### YOUR INSTRUCTIONS
Reproduce all the entries precisely.

### MATERIAL FOR THIS EXERCISE
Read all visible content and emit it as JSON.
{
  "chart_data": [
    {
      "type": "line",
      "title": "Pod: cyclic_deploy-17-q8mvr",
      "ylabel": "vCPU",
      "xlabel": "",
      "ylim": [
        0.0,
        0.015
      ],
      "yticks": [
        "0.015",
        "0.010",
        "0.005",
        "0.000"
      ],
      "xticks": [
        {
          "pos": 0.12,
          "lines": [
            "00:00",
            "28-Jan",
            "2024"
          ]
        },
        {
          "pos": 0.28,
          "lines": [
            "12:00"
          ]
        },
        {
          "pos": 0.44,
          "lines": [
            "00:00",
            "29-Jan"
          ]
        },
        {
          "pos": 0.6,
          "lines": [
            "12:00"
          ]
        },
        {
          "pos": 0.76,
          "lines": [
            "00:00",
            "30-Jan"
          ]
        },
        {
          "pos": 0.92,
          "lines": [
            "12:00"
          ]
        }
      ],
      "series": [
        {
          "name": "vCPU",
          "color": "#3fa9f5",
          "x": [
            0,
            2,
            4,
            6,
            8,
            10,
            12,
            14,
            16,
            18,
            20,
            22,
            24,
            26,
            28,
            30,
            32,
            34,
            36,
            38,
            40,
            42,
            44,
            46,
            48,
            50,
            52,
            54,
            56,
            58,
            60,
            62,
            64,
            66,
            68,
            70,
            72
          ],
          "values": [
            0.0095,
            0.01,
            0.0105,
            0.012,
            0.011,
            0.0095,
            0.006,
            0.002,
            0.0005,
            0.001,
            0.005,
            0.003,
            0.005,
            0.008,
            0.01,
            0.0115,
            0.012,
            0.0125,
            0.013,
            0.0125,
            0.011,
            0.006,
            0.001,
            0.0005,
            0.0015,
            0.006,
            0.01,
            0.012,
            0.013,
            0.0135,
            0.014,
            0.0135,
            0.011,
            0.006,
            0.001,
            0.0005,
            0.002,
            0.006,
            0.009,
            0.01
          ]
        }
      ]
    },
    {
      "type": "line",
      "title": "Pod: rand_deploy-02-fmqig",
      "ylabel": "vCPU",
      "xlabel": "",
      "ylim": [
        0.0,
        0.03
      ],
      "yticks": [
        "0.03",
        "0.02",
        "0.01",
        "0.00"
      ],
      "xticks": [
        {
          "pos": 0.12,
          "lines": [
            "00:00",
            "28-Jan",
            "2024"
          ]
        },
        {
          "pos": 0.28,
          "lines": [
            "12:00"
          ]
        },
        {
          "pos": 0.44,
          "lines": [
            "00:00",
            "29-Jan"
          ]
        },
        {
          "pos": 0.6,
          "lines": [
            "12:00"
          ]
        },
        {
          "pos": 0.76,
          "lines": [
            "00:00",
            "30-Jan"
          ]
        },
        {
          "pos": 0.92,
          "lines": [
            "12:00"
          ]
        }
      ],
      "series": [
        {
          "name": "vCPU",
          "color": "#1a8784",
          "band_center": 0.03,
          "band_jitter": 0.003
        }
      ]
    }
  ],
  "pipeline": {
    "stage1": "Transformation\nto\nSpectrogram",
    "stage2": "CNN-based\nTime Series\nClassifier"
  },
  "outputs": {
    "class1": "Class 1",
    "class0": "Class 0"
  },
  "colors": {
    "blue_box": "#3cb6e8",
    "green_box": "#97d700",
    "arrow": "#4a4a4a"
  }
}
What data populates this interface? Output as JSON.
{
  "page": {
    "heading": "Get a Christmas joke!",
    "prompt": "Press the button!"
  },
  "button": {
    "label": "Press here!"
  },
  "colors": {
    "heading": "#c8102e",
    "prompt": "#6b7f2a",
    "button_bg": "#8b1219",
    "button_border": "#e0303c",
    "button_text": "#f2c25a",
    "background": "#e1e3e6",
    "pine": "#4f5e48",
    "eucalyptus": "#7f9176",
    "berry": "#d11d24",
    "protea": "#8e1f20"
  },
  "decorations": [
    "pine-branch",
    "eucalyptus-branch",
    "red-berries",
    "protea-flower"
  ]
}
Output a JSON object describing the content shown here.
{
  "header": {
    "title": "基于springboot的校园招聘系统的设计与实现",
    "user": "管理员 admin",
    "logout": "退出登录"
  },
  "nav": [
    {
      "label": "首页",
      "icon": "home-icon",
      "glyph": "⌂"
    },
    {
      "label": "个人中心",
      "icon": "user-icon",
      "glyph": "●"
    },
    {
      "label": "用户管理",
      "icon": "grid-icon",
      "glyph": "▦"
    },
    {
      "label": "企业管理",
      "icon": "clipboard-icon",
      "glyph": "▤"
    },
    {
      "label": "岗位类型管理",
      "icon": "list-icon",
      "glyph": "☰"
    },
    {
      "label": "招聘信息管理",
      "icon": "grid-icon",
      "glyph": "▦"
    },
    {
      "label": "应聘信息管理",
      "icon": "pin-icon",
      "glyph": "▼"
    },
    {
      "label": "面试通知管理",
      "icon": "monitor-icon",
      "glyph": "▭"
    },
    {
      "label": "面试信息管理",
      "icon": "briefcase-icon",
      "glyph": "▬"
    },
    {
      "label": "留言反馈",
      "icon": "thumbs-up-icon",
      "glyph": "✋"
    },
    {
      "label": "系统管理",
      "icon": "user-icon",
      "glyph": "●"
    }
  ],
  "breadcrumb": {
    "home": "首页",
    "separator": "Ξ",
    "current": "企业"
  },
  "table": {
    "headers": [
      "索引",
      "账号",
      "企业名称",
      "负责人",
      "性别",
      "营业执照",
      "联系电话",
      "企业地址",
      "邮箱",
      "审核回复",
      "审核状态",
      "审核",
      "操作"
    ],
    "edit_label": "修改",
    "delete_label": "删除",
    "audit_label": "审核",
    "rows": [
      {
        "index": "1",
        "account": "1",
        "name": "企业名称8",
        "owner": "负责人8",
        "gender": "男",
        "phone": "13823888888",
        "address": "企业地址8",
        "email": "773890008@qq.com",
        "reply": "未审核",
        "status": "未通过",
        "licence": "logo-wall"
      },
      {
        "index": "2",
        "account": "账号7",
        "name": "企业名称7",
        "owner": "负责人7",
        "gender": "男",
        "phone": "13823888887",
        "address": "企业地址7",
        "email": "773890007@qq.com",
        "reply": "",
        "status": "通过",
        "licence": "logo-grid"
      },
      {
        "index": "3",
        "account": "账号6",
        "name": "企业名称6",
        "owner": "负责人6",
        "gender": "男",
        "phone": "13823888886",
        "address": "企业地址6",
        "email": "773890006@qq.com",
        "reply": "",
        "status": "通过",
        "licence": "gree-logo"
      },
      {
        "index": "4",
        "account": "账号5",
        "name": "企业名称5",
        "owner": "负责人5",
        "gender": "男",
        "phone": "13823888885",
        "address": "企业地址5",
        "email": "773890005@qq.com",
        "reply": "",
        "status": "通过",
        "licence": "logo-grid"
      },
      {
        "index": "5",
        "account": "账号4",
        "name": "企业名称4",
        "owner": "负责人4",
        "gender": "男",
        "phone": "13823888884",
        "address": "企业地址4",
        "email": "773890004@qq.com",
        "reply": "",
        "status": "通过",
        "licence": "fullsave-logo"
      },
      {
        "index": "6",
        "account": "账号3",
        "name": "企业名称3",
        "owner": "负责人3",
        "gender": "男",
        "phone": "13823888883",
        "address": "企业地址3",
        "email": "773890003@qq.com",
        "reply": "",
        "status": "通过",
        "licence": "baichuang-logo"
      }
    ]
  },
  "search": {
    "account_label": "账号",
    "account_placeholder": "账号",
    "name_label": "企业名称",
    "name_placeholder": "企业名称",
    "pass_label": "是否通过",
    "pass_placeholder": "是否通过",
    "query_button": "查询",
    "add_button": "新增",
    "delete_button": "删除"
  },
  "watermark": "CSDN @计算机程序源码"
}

### EXERCISE SOLUTION
Read all visible content and emit it as JSON.
{
  "chart_data": [
    {
      "type": "line",
      "title": "Pod: cyclic_deploy-17-q8mvr",
      "ylabel": "vCPU",
      "xlabel": "",
      "ylim": [
        0.0,
        0.015
      ],
      "yticks": [
        "0.015",
        "0.010",
        "0.005",
        "0.000"
      ],
      "xticks": [
        {
          "pos": 0.12,
          "lines": [
            "00:00",
            "28-Jan",
            "2024"
          ]
        },
        {
          "pos": 0.28,
          "lines": [
            "12:00"
          ]
        },
        {
          "pos": 0.44,
          "lines": [
            "00:00",
            "29-Jan"
          ]
        },
        {
          "pos": 0.6,
          "lines": [
            "12:00"
          ]
        },
        {
          "pos": 0.76,
          "lines": [
            "00:00",
            "30-Jan"
          ]
        },
        {
          "pos": 0.92,
          "lines": [
            "12:00"
          ]
        }
      ],
      "series": [
        {
          "name": "vCPU",
          "color": "#3fa9f5",
          "x": [
            0,
            2,
            4,
            6,
            8,
            10,
            12,
            14,
            16,
            18,
            20,
            22,
            24,
            26,
            28,
            30,
            32,
            34,
            36,
            38,
            40,
            42,
            44,
            46,
            48,
            50,
            52,
            54,
            56,
            58,
            60,
            62,
            64,
            66,
            68,
            70,
            72
          ],
          "values": [
            0.0095,
            0.01,
            0.0105,
            0.012,
            0.011,
            0.0095,
            0.006,
            0.002,
            0.0005,
            0.001,
            0.005,
            0.003,
            0.005,
            0.008,
            0.01,
            0.0115,
            0.012,
            0.0125,
            0.013,
            0.0125,
            0.011,
            0.006,
            0.001,
            0.0005,
            0.0015,
            0.006,
            0.01,
            0.012,
            0.013,
            0.0135,
            0.014,
            0.0135,
            0.011,
            0.006,
            0.001,
            0.0005,
            0.002,
            0.006,
            0.009,
            0.01
          ]
        }
      ]
    },
    {
      "type": "line",
      "title": "Pod: rand_deploy-02-fmqig",
      "ylabel": "vCPU",
      "xlabel": "",
      "ylim": [
        0.0,
        0.03
      ],
      "yticks": [
        "0.03",
        "0.02",
        "0.01",
        "0.00"
      ],
      "xticks": [
        {
          "pos": 0.12,
          "lines": [
            "00:00",
            "28-Jan",
            "2024"
          ]
        },
        {
          "pos": 0.28,
          "lines": [
            "12:00"
          ]
        },
        {
          "pos": 0.44,
          "lines": [
            "00:00",
            "29-Jan"
          ]
        },
        {
          "pos": 0.6,
          "lines": [
            "12:00"
          ]
        },
        {
          "pos": 0.76,
          "lines": [
            "00:00",
            "30-Jan"
          ]
        },
        {
          "pos": 0.92,
          "lines": [
            "12:00"
          ]
        }
      ],
      "series": [
        {
          "name": "vCPU",
          "color": "#1a8784",
          "band_center": 0.03,
          "band_jitter": 0.003
        }
      ]
    }
  ],
  "pipeline": {
    "stage1": "Transformation\nto\nSpectrogram",
    "stage2": "CNN-based\nTime Series\nClassifier"
  },
  "outputs": {
    "class1": "Class 1",
    "class0": "Class 0"
  },
  "colors": {
    "blue_box": "#3cb6e8",
    "green_box": "#97d700",
    "arrow": "#4a4a4a"
  }
}
What data populates this interface? Output as JSON.
{
  "page": {
    "heading": "Get a Christmas joke!",
    "prompt": "Press the button!"
  },
  "button": {
    "label": "Press here!"
  },
  "colors": {
    "heading": "#c8102e",
    "prompt": "#6b7f2a",
    "button_bg": "#8b1219",
    "button_border": "#e0303c",
    "button_text": "#f2c25a",
    "background": "#e1e3e6",
    "pine": "#4f5e48",
    "eucalyptus": "#7f9176",
    "berry": "#d11d24",
    "protea": "#8e1f20"
  },
  "decorations": [
    "pine-branch",
    "eucalyptus-branch",
    "red-berries",
    "protea-flower"
  ]
}
Output a JSON object describing the content shown here.
{
  "header": {
    "title": "基于springboot的校园招聘系统的设计与实现",
    "user": "管理员 admin",
    "logout": "退出登录"
  },
  "nav": [
    {
      "label": "首页",
      "icon": "home-icon",
      "glyph": "⌂"
    },
    {
      "label": "个人中心",
      "icon": "user-icon",
      "glyph": "●"
    },
    {
      "label": "用户管理",
      "icon": "grid-icon",
      "glyph": "▦"
    },
    {
      "label": "企业管理",
      "icon": "clipboard-icon",
      "glyph": "▤"
    },
    {
      "label": "岗位类型管理",
      "icon": "list-icon",
      "glyph": "☰"
    },
    {
      "label": "招聘信息管理",
      "icon": "grid-icon",
      "glyph": "▦"
    },
    {
      "label": "应聘信息管理",
      "icon": "pin-icon",
      "glyph": "▼"
    },
    {
      "label": "面试通知管理",
      "icon": "monitor-icon",
      "glyph": "▭"
    },
    {
      "label": "面试信息管理",
      "icon": "briefcase-icon",
      "glyph": "▬"
    },
    {
      "label": "留言反馈",
      "icon": "thumbs-up-icon",
      "glyph": "✋"
    },
    {
      "label": "系统管理",
      "icon": "user-icon",
      "glyph": "●"
    }
  ],
  "breadcrumb": {
    "home": "首页",
    "separator": "Ξ",
    "current": "企业"
  },
  "table": {
    "headers": [
      "索引",
      "账号",
      "企业名称",
      "负责人",
      "性别",
      "营业执照",
      "联系电话",
      "企业地址",
      "邮箱",
      "审核回复",
      "审核状态",
      "审核",
      "操作"
    ],
    "edit_label": "修改",
    "delete_label": "删除",
    "audit_label": "审核",
    "rows": [
      {
        "index": "1",
        "account": "1",
        "name": "企业名称8",
        "owner": "负责人8",
        "gender": "男",
        "phone": "13823888888",
        "address": "企业地址8",
        "email": "773890008@qq.com",
        "reply": "未审核",
        "status": "未通过",
        "licence": "logo-wall"
      },
      {
        "index": "2",
        "account": "账号7",
        "name": "企业名称7",
        "owner": "负责人7",
        "gender": "男",
        "phone": "13823888887",
        "address": "企业地址7",
        "email": "773890007@qq.com",
        "reply": "",
        "status": "通过",
        "licence": "logo-grid"
      },
      {
        "index": "3",
        "account": "账号6",
        "name": "企业名称6",
        "owner": "负责人6",
        "gender": "男",
        "phone": "13823888886",
        "address": "企业地址6",
        "email": "773890006@qq.com",
        "reply": "",
        "status": "通过",
        "licence": "gree-logo"
      },
      {
        "index": "4",
        "account": "账号5",
        "name": "企业名称5",
        "owner": "负责人5",
        "gender": "男",
        "phone": "13823888885",
        "address": "企业地址5",
        "email": "773890005@qq.com",
        "reply": "",
        "status": "通过",
        "licence": "logo-grid"
      },
      {
        "index": "5",
        "account": "账号4",
        "name": "企业名称4",
        "owner": "负责人4",
        "gender": "男",
        "phone": "13823888884",
        "address": "企业地址4",
        "email": "773890004@qq.com",
        "reply": "",
        "status": "通过",
        "licence": "fullsave-logo"
      },
      {
        "index": "6",
        "account": "账号3",
        "name": "企业名称3",
        "owner": "负责人3",
        "gender": "男",
        "phone": "13823888883",
        "address": "企业地址3",
        "email": "773890003@qq.com",
        "reply": "",
        "status": "通过",
        "licence": "baichuang-logo"
      }
    ]
  },
  "search": {
    "account_label": "账号",
    "account_placeholder": "账号",
    "name_label": "企业名称",
    "name_placeholder": "企业名称",
    "pass_label": "是否通过",
    "pass_placeholder": "是否通过",
    "query_button": "查询",
    "add_button": "新增",
    "delete_button": "删除"
  },
  "watermark": "CSDN @计算机程序源码"
}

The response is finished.